April 20, 2011
Ruger Makes a 1911: SR-1911
I'd heard unkind things said about the potential for a Ruger 1911; some said it would be blocky and ugly, others talked about a Manhattan-phone-book's worth of safety warnings etched into the piece, along with various and multitudinous loaded chamber indicators, extra "safety" devices, mudflaps and curb feelers.
Maybe in the Ruger that used to be, not now. When it was decided to make a 1911, that's what they set out to make. So what is the Ruger SR-1911?
It's a standard 5-inch, 39 ounce single action, 7-round 1911. The slide is forged stainless steel, the receiver is cast. Both have a bead blasted finish. The barrel is also stainless steel. The extractor is internal. The external thumb safety is built up. There is a titanium firing pin.
The grip safety is a beaver-tail with a pad extension at its base. There is no full-length guide rod. Slide serrations are at the rear of the slide only. The sights are a Novak rear with standard front in a dovetail. There are three white dots, two on the rear and one in front.

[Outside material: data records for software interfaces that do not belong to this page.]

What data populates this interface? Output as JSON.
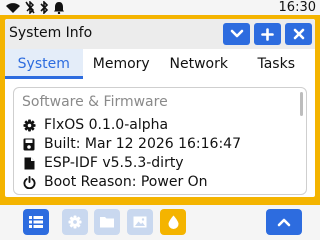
{
  "statusbar": {
    "icons": [
      "wifi-icon",
      "bluetooth-off-icon",
      "bluetooth-icon",
      "bell-icon"
    ],
    "time": "16:30"
  },
  "window": {
    "title": "System Info",
    "buttons": [
      "chevron-down-icon",
      "plus-icon",
      "close-icon"
    ]
  },
  "tabs": [
    {
      "label": "System",
      "active": true
    },
    {
      "label": "Memory",
      "active": false
    },
    {
      "label": "Network",
      "active": false
    },
    {
      "label": "Tasks",
      "active": false
    }
  ],
  "content": {
    "section_heading": "Software & Firmware",
    "rows": [
      {
        "icon": "gear-icon",
        "text": "FlxOS 0.1.0-alpha"
      },
      {
        "icon": "save-icon",
        "text": "Built: Mar 12 2026 16:16:47"
      },
      {
        "icon": "file-icon",
        "text": "ESP-IDF v5.5.3-dirty"
      },
      {
        "icon": "power-icon",
        "text": "Boot Reason: Power On"
      }
    ]
  },
  "taskbar": {
    "apps": [
      "list-icon",
      "gear-icon",
      "folder-icon",
      "image-icon",
      "drop-icon"
    ],
    "up_button": "chevron-up-icon"
  },
  "colors": {
    "accent": "#f4b400",
    "primary": "#2d6cdf",
    "background": "#f5f5f5"
  }
}
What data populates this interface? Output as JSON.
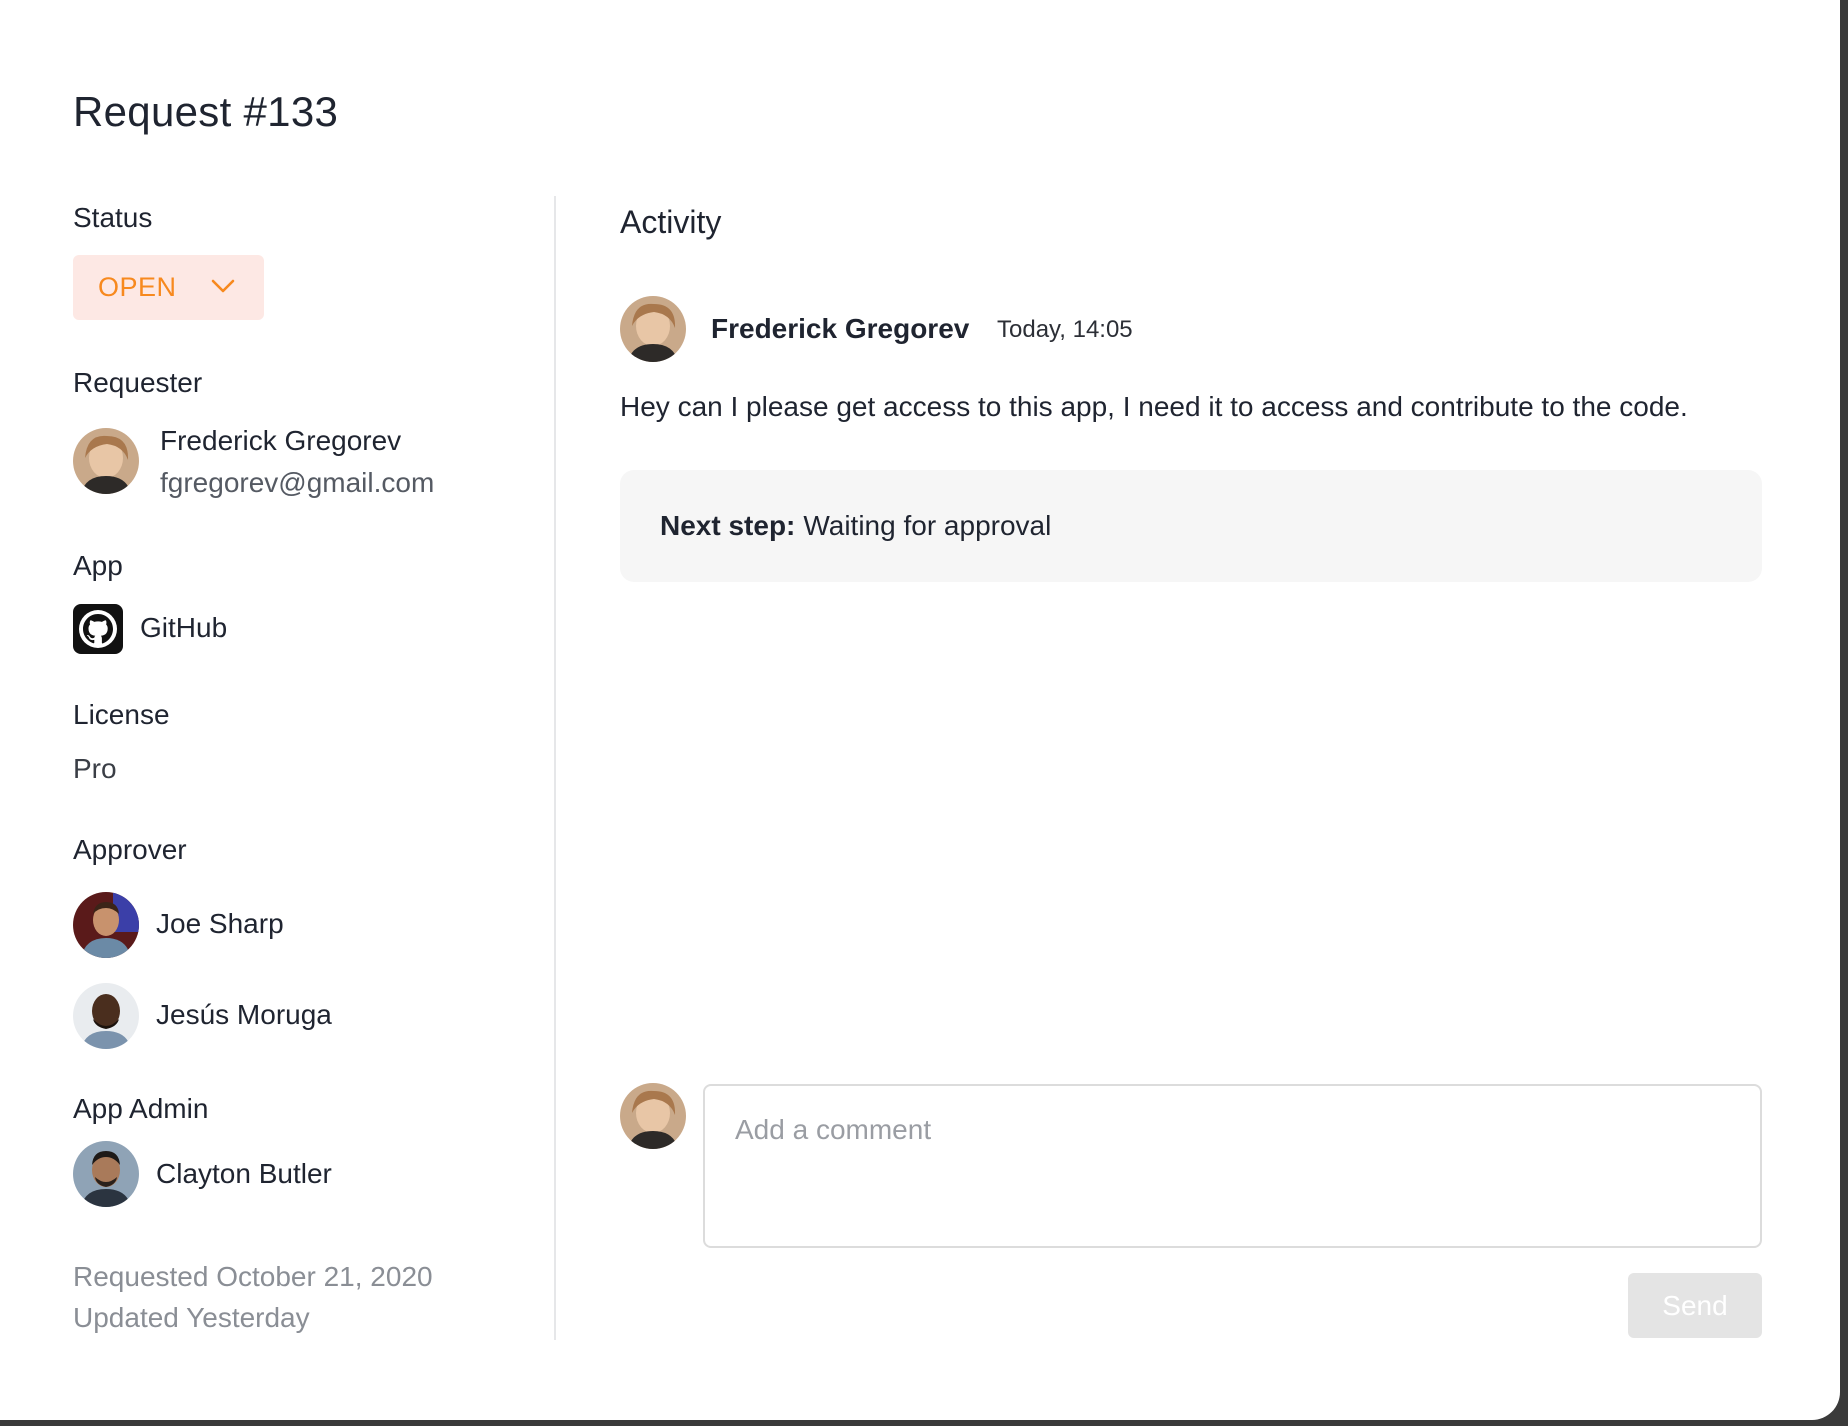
{
  "title": "Request #133",
  "status": {
    "label": "Status",
    "value": "OPEN"
  },
  "requester": {
    "label": "Requester",
    "name": "Frederick Gregorev",
    "email": "fgregorev@gmail.com"
  },
  "app": {
    "label": "App",
    "name": "GitHub",
    "icon": "github-icon"
  },
  "license": {
    "label": "License",
    "value": "Pro"
  },
  "approver": {
    "label": "Approver",
    "people": [
      {
        "name": "Joe Sharp"
      },
      {
        "name": "Jesús Moruga"
      }
    ]
  },
  "app_admin": {
    "label": "App Admin",
    "name": "Clayton Butler"
  },
  "meta": {
    "requested": "Requested October 21, 2020",
    "updated": "Updated Yesterday"
  },
  "activity": {
    "title": "Activity",
    "message": {
      "author": "Frederick Gregorev",
      "time": "Today, 14:05",
      "body": "Hey can I please get access to this app, I need it to access and contribute to the code."
    },
    "next_step": {
      "label": "Next step:",
      "value": "Waiting for approval"
    }
  },
  "comment": {
    "placeholder": "Add a comment",
    "send_label": "Send"
  },
  "colors": {
    "status_text": "#f7891e",
    "status_bg": "#fde8e4",
    "send_disabled_bg": "#e4e4e4"
  }
}
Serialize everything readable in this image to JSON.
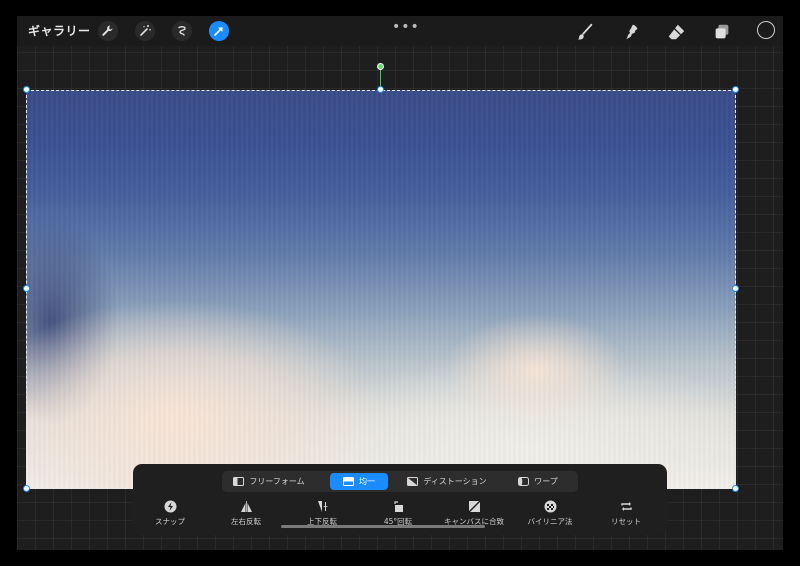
{
  "topbar": {
    "gallery_label": "ギャラリー",
    "left_icons": [
      "wrench-icon",
      "magic-wand-icon",
      "selection-icon",
      "transform-arrow-icon"
    ],
    "more_label": "•••",
    "right_tools": [
      "brush-icon",
      "smudge-icon",
      "eraser-icon",
      "layers-icon"
    ],
    "current_color": "#1e1e1e"
  },
  "transform": {
    "modes": [
      {
        "label": "フリーフォーム",
        "icon": "freeform-icon",
        "active": false
      },
      {
        "label": "均一",
        "icon": "uniform-icon",
        "active": true
      },
      {
        "label": "ディストーション",
        "icon": "distort-icon",
        "active": false
      },
      {
        "label": "ワープ",
        "icon": "warp-icon",
        "active": false
      }
    ],
    "actions": [
      {
        "label": "スナップ",
        "icon": "snap-icon"
      },
      {
        "label": "左右反転",
        "icon": "flip-horizontal-icon"
      },
      {
        "label": "上下反転",
        "icon": "flip-vertical-icon"
      },
      {
        "label": "45°回転",
        "icon": "rotate-45-icon"
      },
      {
        "label": "キャンバスに合致",
        "icon": "fit-canvas-icon"
      },
      {
        "label": "バイリニア法",
        "icon": "bilinear-icon"
      },
      {
        "label": "リセット",
        "icon": "reset-icon"
      }
    ]
  },
  "colors": {
    "accent": "#1a8cff",
    "rotation_handle": "#5ae06a"
  }
}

The trigger and hammer are skeletonized in the current style. The mainspring housing is checkered but not the front strap. The plunger tube is integral to the frame - not a piece that's staked on. I almost wish I could say the same about the stock screw bushings, but they are separate. The stocks are by Hogue and are of rubber. The stock screws have an Allen-head.
We had about 25 guns in the hands of various media and outdoors industry types. It's fair to say there were a few issues, as these guns were put out within the week before we arrived. I wanted to buy the one I shot, but these weren't finished products - they were post-prototype but not yet confirmed as final form.
I didn't miss the grip safety. I'm unsure what happened with those who did. We could build up the grip safety or ask Wayne Novak for "The Answer." (http://www.novaksights.com/customguns/1911/answer.html) For me, the gun worked fine as is.
I consumed between 300 and 400 rounds in the primary SR1911 I shot. Dave Spaulding shot closer to 600 rounds through his sample and one other. I noticed one edge that worked a blister up at the base of my shooting thumb before our time was up. The gun was otherwise "hands-friendly," a nice change from many 1911s of my acquaintance.
For me, the gun cries out for nothing. I'd change sights, if only to use a permanent marker to block out the white dots. I'd prefer tritium up front. Dave Biggers, marketing guru at XS Sights, installed XS Big Dots on the SR-1911 he used. He seemed to hit what he wanted to shoot with no problems.
At an MSRP of $799, you'd be a sap not to buy one if you're in the market for a 1911.
And, in 2011, who's not in the market for a 1911?